Task instructions
Please copy out every line in the records below that includes the word "function".

Material shown
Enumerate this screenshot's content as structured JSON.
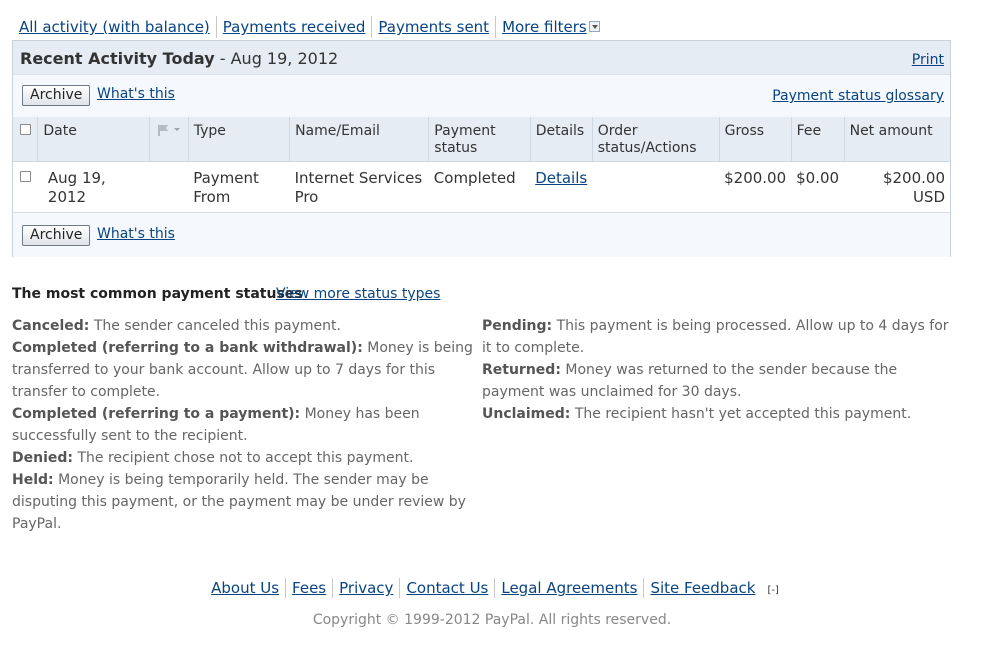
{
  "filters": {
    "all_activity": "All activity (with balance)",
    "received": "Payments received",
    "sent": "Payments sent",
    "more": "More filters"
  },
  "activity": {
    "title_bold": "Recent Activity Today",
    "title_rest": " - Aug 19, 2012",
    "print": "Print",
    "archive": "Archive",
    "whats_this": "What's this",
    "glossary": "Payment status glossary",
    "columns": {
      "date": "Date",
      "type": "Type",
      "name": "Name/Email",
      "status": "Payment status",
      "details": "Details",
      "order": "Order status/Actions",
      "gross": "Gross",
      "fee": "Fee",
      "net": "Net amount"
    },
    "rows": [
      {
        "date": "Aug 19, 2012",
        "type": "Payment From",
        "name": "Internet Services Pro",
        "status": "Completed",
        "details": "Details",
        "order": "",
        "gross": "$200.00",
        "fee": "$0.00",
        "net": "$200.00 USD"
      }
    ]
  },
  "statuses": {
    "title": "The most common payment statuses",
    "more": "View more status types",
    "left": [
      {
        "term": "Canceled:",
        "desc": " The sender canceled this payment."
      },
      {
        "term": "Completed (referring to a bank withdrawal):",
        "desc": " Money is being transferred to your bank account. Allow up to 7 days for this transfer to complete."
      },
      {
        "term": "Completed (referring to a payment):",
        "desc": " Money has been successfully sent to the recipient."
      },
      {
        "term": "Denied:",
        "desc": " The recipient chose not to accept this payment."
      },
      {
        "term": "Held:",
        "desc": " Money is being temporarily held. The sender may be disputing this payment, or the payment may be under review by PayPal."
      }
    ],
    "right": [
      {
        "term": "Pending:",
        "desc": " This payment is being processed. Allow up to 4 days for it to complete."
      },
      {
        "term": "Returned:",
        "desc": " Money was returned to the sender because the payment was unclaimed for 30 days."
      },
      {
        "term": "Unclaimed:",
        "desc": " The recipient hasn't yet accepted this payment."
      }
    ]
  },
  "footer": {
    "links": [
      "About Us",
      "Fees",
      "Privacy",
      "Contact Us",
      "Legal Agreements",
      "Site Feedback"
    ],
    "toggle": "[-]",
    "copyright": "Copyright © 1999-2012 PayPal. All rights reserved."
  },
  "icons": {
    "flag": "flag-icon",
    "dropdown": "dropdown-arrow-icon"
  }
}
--
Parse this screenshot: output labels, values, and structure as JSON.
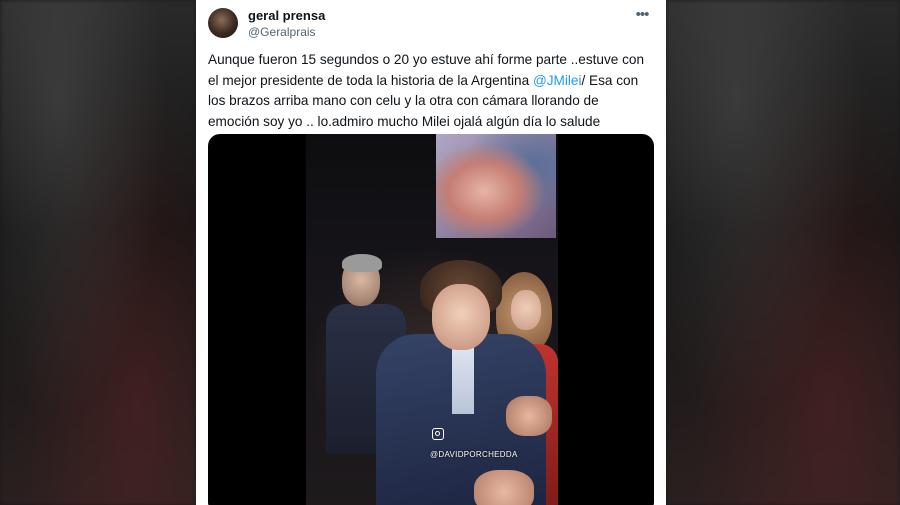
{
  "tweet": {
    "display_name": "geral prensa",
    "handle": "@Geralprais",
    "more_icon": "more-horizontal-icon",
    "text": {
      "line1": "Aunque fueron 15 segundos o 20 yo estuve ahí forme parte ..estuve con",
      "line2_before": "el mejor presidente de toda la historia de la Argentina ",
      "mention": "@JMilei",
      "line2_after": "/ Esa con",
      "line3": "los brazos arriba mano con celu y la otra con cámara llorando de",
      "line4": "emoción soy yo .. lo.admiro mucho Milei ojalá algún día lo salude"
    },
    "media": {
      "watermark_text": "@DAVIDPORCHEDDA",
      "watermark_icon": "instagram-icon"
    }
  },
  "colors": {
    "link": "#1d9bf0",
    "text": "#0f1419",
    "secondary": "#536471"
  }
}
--
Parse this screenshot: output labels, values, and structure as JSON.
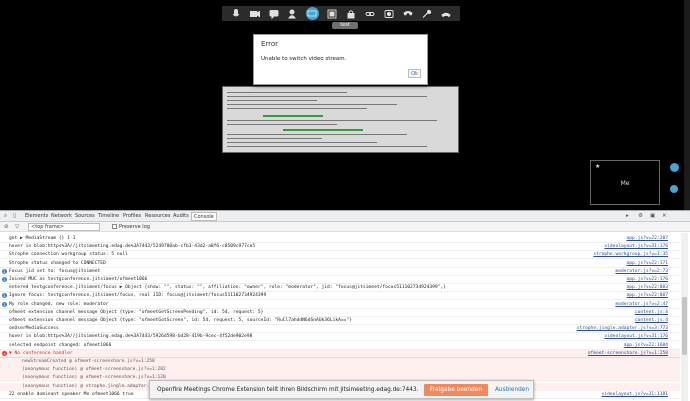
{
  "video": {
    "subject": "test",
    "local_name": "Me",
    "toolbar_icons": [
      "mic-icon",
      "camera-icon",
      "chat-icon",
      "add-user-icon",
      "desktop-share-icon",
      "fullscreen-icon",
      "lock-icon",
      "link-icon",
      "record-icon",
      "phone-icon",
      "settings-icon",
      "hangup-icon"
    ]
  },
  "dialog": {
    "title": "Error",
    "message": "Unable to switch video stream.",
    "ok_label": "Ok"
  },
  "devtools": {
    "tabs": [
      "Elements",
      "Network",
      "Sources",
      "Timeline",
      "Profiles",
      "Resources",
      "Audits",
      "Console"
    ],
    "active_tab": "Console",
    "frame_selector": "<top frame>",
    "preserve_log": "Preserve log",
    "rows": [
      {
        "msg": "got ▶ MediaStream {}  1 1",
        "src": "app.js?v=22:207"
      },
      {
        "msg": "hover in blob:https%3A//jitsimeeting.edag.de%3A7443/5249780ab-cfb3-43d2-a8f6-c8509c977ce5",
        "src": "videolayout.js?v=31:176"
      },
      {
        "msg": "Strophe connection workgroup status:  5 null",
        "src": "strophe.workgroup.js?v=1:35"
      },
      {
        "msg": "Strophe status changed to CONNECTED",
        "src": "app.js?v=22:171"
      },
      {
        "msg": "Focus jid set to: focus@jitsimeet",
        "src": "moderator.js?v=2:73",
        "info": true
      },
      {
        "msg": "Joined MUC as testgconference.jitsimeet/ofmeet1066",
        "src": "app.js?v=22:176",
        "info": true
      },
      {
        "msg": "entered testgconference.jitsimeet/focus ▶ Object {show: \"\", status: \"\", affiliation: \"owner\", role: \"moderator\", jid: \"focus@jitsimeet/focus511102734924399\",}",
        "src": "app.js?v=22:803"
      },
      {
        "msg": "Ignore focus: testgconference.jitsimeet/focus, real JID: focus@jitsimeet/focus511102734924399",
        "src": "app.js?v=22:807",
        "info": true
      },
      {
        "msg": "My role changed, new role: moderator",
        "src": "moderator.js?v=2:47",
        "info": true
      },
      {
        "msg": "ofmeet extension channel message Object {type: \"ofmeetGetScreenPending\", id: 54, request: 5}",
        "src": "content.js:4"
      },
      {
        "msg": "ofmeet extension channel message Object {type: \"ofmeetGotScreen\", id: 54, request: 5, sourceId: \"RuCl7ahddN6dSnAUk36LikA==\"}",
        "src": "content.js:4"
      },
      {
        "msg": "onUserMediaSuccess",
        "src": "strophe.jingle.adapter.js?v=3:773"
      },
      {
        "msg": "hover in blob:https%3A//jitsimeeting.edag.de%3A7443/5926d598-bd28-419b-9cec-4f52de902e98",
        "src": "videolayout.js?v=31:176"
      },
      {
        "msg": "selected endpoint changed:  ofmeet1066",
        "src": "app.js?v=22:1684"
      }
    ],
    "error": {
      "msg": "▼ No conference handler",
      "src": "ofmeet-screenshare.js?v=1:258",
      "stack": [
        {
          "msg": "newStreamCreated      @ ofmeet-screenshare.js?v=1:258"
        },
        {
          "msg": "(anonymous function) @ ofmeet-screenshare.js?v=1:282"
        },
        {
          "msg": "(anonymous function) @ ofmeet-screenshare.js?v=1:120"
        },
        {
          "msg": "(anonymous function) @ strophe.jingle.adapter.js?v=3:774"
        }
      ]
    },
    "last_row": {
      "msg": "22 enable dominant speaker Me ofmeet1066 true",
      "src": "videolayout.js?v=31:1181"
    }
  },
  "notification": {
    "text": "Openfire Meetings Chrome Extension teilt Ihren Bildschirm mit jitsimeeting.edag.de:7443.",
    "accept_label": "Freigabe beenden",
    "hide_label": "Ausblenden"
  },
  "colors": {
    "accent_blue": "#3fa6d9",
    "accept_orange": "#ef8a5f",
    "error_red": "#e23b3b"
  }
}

Exercise response
          "msg": "(anonymous function) @ ofmeet-screenshare.js?v=1:282"
          "msg": "(anonymous function) @ ofmeet-screenshare.js?v=1:120"
          "msg": "(anonymous function) @ strophe.jingle.adapter.js?v=3:774"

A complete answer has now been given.